Innovative CEOs tend to be very comfortable with ambiguity and uncertainty, and believe that allows for more inquiry, which they like. One of their fundamental beliefs of management is that people accomplish great things by surfacing ideas that everybody has, and cutting off a conversation doesn’t accomplish that. But there’s a balance, because if CEOs let a conversation go on too long, it’s possible that could miss windows of opportunity.
The way to run meetings
One of the ways CEOs try to change their management style is in the quarterly business reviews. They try to focus more on getting people who are presenting to discuss their insights, and to lead the discussion of what they want to accomplish, and where the business is working, and where the business is not working, and what they are worried about — as opposed to sharing reams and reams of data and then expecting CEOs to make pronouncements about the right thing to do. Because, frankly, they’re closer to the business. And the more CEOs can get them to feel ownership for the decisions, I think the more successful you are.
You certainly give them your input, you certainly coach and guide them, you channel them into areas that you believe they need to think about. But that’s one way in which I’m trying to change as we grow this next generation of general managers. I want them to feel like the business review is their opportunity to talk about where the business is going well, where the business is not going as well, and what’s keeping them up at night so that I can help them, as opposed to them feeling like they’re under the microscope, and all they have to do is show you they’re on top of the data, which I think is a meaningless exercise.
Managing time and e-mail
Wherever CEOs are around the world, they like to go to bed with fewer than 10 e-mails in their in-box.
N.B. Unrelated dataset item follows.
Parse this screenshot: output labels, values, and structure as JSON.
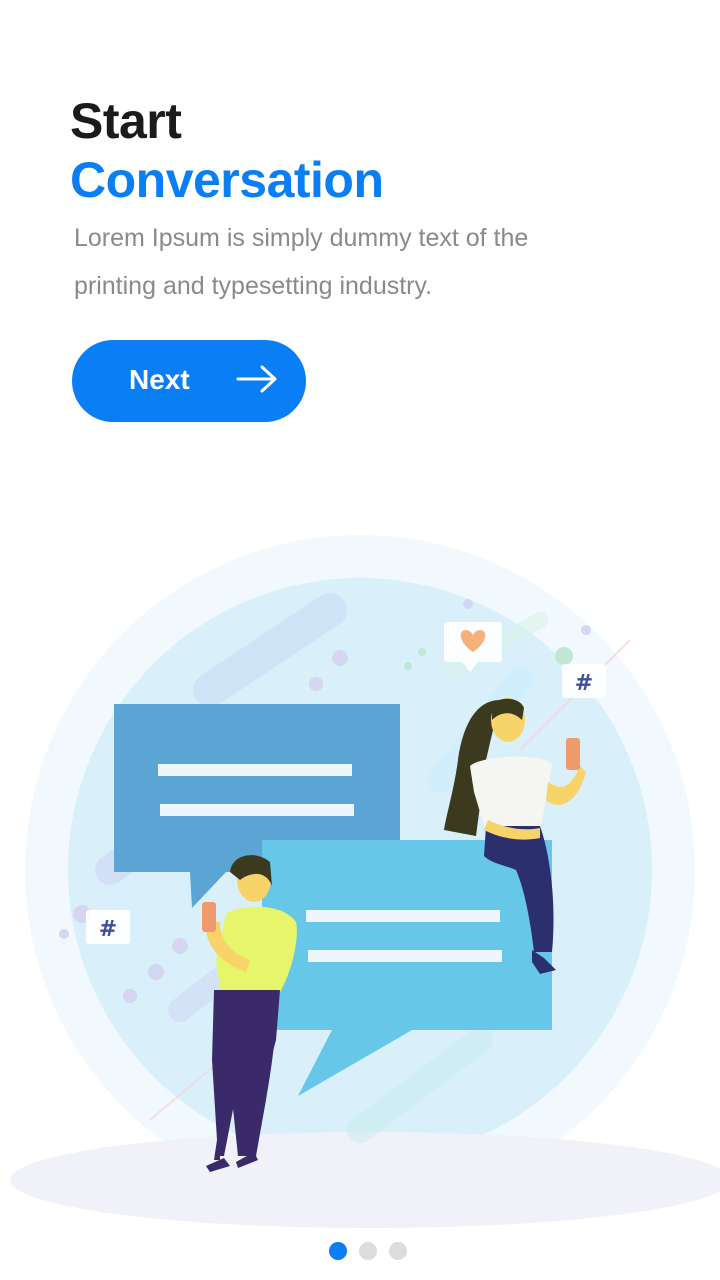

Sometimes there are attachments that require a little bit more effort, and so they don’t want to be flippant, either. But for ones that are F.Y.I., they just delete them. They try never to read an e-mail twice and delete it after reading it. One of the common philosophies is to respond as soon as they can, and if it’s important enough and they have deleted it, they say it’ll come back. They have another philosophy, which is, unless they are the sole person on the “to” line, they don’t feel the need to respond. Deleting emails males them feel they have dealt with it.
What business schools should teach more of
CEOs say business schools need to focus more on a cross-functional curriculum to help aspiring managers think about things not from the perspective of finance or marketing, or accounting, but cross-functionally. The second thing they say is leadership and really talking about how companies equip people to think and learn and adapt. They say it’s more reflective of how successful somebody is going to be, as opposed to a mastery of a specific piece of work in one of those functional disciplines. They believe that sharing experiences and enabling people to reflect on what’s important to them and how they would react is certainly a way for individuals to be able to think about what’s important to them and how they hone their leadership style.
Insights into how others manage and lead
People are asked by CEOs to tell them the hardest issue that they have faced and how they worked around it, and how they think about it. They say that in dealing with adversity and challenges, CEOs learn a lot more about how individuals react. CEOs also tend to learn from friends who run public companies. They tend to ask them about the tough times that they have faced and what they have done. CEOs say people can learn a lot from what others have gone through. They also realize that they are not alone when they experience some of those challenges themselves.
Dealing with failure
CEOs say there is no such thing as failure. CEOs are always learning. They gain experience. They look back at aspects of their careers where somebody might look at it and say, that a start-up wasn’t successful. But the CEO may say, they have learned how to build a team, how to raise money, how to sell a vision, how to create a product.” It was a great steppingstone for them.